* **Work instructions**:
Lines containing the word "title" are the ones to copy from the records below.

* **Page and application data records**:
[Start of section]
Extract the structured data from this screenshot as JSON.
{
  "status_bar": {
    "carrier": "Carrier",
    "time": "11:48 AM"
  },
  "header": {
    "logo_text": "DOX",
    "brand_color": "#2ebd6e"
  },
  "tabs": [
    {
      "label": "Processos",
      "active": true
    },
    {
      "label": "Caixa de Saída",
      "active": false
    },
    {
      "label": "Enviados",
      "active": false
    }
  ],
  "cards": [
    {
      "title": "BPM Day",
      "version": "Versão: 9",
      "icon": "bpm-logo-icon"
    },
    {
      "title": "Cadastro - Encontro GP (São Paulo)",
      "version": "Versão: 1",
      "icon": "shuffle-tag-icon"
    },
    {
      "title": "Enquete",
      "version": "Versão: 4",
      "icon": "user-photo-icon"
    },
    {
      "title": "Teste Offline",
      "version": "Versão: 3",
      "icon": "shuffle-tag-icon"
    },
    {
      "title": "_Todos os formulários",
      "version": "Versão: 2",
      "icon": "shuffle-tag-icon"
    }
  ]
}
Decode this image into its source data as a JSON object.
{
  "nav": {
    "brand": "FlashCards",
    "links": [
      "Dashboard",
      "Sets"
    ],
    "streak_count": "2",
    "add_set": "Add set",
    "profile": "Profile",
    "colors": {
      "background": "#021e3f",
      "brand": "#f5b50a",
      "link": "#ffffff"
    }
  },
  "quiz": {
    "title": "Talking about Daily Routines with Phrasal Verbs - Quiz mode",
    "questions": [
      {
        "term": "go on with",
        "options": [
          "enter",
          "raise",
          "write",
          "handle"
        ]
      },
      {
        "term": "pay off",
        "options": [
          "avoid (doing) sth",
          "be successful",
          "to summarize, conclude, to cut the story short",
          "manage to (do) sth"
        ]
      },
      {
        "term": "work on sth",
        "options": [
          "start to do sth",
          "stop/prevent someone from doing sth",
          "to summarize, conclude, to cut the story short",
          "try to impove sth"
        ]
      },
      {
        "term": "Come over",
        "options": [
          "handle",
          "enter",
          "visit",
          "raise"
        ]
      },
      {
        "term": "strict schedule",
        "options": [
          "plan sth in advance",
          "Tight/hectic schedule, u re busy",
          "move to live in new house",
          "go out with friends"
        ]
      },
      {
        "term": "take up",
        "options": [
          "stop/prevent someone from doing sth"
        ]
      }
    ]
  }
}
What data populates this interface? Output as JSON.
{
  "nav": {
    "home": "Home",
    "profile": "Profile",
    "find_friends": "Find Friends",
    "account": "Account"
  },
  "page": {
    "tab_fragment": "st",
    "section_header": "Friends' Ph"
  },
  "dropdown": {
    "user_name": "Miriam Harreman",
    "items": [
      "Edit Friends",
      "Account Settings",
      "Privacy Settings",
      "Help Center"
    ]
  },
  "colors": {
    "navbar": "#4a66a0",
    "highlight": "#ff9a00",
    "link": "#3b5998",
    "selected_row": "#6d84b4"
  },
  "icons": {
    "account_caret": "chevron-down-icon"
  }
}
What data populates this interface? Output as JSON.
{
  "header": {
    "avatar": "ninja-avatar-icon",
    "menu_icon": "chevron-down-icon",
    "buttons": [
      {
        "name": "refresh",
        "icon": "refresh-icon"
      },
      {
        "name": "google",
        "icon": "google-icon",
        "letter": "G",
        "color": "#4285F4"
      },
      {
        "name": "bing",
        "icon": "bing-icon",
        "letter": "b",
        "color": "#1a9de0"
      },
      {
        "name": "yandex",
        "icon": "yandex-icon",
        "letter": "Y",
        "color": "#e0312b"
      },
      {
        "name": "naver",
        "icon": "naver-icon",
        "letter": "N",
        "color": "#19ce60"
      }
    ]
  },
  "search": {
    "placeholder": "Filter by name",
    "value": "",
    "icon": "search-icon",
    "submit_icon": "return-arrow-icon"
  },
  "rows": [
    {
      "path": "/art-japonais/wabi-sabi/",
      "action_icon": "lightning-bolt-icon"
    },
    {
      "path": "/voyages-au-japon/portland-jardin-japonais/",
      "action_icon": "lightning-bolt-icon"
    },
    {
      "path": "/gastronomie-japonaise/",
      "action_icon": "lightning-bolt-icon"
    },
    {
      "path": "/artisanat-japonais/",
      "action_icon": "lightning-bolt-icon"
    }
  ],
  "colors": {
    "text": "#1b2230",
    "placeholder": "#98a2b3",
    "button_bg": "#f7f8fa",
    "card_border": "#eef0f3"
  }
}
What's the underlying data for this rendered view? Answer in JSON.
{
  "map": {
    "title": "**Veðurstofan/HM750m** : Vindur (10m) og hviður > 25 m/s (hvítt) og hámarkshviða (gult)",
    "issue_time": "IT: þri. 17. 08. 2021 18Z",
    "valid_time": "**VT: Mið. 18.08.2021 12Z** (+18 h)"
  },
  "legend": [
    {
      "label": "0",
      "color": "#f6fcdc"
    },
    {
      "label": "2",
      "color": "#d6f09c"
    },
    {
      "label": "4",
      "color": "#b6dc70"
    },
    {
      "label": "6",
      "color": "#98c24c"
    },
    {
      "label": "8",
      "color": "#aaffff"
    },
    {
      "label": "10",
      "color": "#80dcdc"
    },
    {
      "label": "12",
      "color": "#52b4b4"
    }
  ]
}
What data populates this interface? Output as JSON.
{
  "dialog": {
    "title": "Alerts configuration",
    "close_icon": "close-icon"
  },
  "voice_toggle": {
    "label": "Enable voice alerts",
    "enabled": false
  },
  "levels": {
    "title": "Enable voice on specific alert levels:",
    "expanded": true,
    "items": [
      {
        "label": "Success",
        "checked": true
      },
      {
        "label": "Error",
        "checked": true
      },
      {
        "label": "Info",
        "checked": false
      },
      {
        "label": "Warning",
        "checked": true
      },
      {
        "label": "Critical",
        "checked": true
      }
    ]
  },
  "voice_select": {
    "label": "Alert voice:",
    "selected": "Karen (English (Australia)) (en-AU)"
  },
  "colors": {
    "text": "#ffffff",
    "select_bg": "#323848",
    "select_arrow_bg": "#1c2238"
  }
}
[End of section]
* **Response area**:
      "title": "BPM Day",
      "title": "Cadastro - Encontro GP (São Paulo)",
      "title": "Enquete",
      "title": "Teste Offline",
      "title": "_Todos os formulários",
    "title": "Talking about Daily Routines with Phrasal Verbs - Quiz mode",
    "title": "**Veðurstofan/HM750m** : Vindur (10m) og hviður > 25 m/s (hvítt) og hámarkshviða (gult)",
    "title": "Alerts configuration",
    "title": "Enable voice on specific alert levels:",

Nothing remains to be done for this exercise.